SOURCE MATERIAL:
________________________________________

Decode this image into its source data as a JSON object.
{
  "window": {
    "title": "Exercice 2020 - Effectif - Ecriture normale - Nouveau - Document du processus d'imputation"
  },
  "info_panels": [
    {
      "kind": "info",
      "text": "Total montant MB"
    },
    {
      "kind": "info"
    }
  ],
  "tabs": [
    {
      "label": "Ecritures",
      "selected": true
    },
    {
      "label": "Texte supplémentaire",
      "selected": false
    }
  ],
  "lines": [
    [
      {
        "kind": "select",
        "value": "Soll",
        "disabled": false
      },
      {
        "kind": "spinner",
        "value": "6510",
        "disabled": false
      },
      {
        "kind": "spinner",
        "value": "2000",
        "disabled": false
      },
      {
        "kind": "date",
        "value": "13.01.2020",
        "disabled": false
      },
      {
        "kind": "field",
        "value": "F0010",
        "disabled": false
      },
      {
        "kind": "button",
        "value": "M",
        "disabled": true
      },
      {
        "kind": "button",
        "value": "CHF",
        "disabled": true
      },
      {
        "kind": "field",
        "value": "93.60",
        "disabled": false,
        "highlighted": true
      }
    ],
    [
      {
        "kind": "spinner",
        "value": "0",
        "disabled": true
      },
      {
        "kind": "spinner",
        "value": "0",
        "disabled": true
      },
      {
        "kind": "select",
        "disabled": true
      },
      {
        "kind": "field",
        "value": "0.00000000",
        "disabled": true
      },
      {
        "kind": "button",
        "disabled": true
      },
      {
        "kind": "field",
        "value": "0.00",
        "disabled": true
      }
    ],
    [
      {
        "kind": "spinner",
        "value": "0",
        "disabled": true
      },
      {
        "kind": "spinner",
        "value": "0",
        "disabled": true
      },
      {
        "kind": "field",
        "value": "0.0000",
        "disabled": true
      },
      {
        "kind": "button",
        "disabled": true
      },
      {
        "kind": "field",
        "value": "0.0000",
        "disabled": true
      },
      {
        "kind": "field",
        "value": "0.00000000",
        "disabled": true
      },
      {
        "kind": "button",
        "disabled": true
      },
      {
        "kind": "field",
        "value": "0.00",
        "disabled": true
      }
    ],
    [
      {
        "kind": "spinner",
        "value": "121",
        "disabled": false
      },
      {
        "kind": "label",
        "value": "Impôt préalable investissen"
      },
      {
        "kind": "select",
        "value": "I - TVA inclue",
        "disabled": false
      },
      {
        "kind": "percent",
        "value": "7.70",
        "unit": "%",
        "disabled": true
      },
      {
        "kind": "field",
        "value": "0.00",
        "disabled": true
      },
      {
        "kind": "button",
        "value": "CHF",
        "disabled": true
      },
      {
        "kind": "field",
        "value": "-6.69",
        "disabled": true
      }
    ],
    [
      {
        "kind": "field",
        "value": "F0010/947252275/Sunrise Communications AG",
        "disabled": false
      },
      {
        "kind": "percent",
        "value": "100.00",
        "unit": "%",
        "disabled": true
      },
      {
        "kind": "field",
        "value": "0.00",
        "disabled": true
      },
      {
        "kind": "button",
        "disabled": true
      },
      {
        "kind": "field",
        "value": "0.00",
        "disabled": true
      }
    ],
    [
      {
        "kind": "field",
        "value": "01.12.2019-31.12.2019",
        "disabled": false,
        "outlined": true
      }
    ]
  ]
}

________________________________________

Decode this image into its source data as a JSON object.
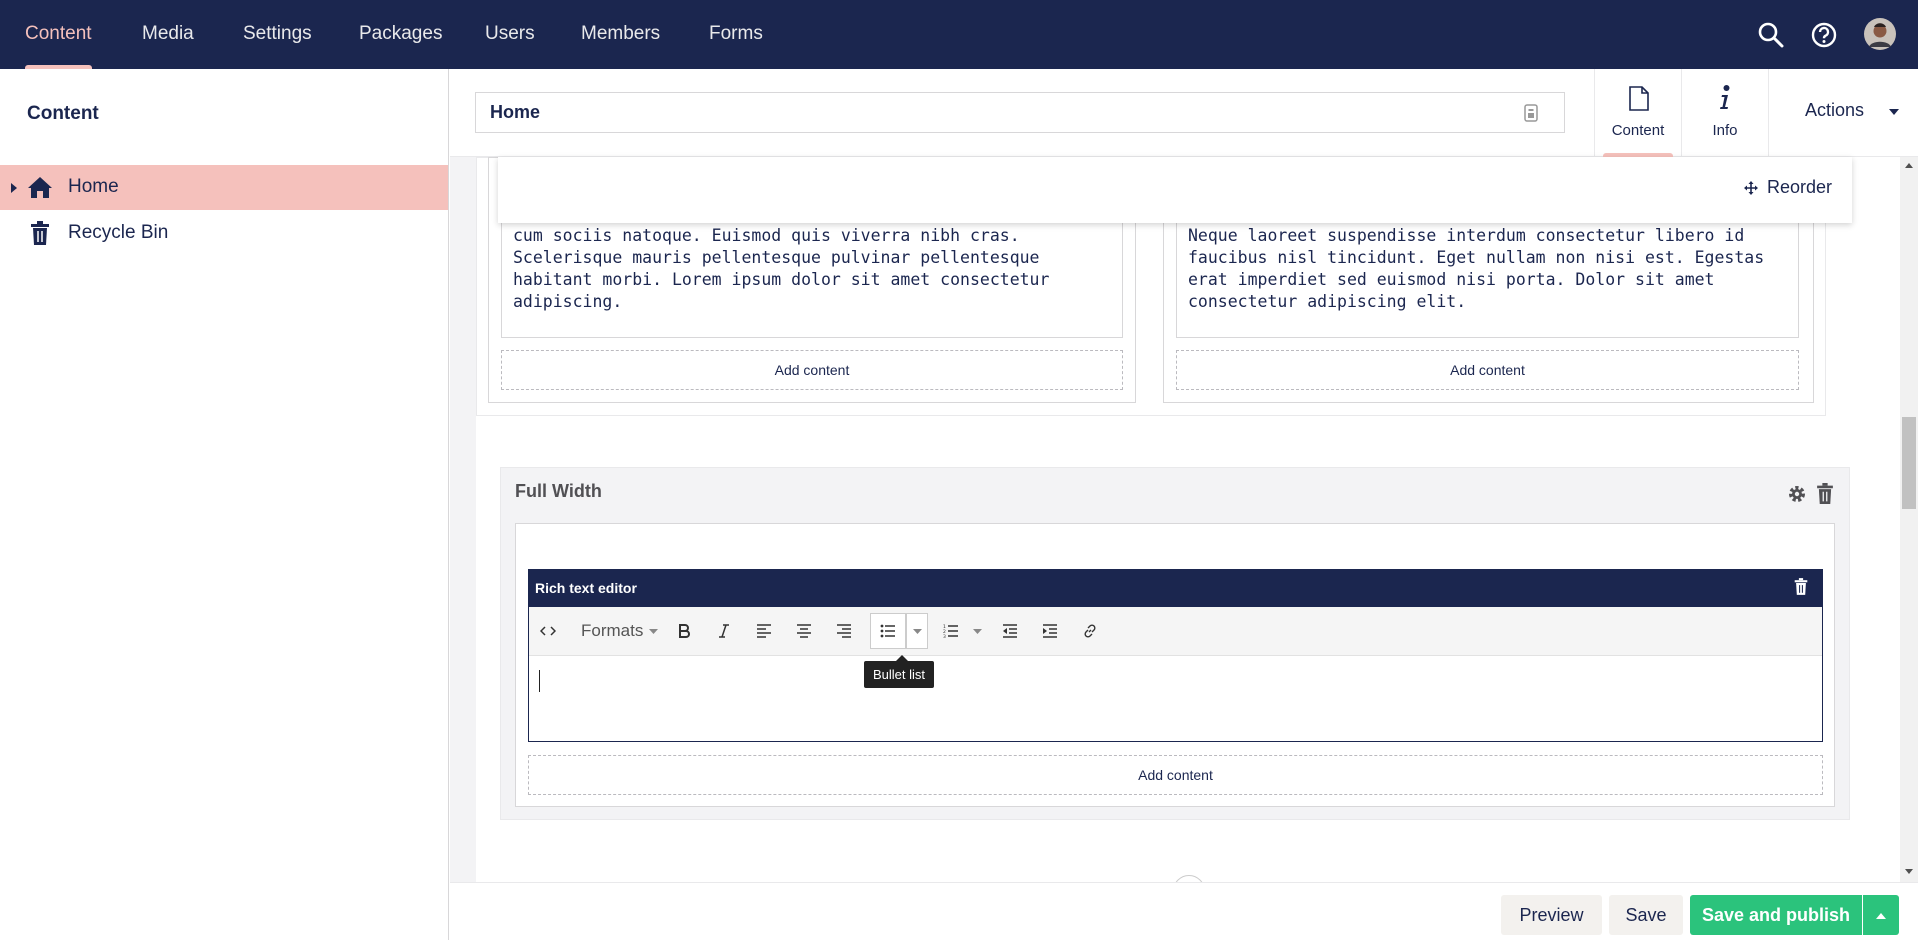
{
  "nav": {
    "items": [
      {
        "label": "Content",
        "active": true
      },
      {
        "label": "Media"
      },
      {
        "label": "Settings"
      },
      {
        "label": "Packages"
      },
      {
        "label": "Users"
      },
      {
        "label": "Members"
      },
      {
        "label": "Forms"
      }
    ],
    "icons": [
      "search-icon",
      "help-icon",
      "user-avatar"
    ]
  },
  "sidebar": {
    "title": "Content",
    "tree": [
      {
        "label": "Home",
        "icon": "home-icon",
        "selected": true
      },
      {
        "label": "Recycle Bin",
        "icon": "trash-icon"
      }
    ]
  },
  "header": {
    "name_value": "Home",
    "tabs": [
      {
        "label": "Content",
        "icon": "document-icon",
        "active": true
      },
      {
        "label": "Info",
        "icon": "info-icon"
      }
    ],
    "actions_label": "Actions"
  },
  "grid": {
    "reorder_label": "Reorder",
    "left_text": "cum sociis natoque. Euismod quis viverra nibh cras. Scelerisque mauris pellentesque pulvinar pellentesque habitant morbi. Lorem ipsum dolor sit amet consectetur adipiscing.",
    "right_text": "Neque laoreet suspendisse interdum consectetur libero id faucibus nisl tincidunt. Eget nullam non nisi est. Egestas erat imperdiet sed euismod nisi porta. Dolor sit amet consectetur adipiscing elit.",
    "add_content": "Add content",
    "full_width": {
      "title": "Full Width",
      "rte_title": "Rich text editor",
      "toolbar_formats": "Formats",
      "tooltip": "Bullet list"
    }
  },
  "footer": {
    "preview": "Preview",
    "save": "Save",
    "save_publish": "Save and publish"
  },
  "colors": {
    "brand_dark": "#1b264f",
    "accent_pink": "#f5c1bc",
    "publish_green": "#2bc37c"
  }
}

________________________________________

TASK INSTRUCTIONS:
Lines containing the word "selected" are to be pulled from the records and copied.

TASK RESPONSE:
      "selected": true
      "selected": false
        "selected": true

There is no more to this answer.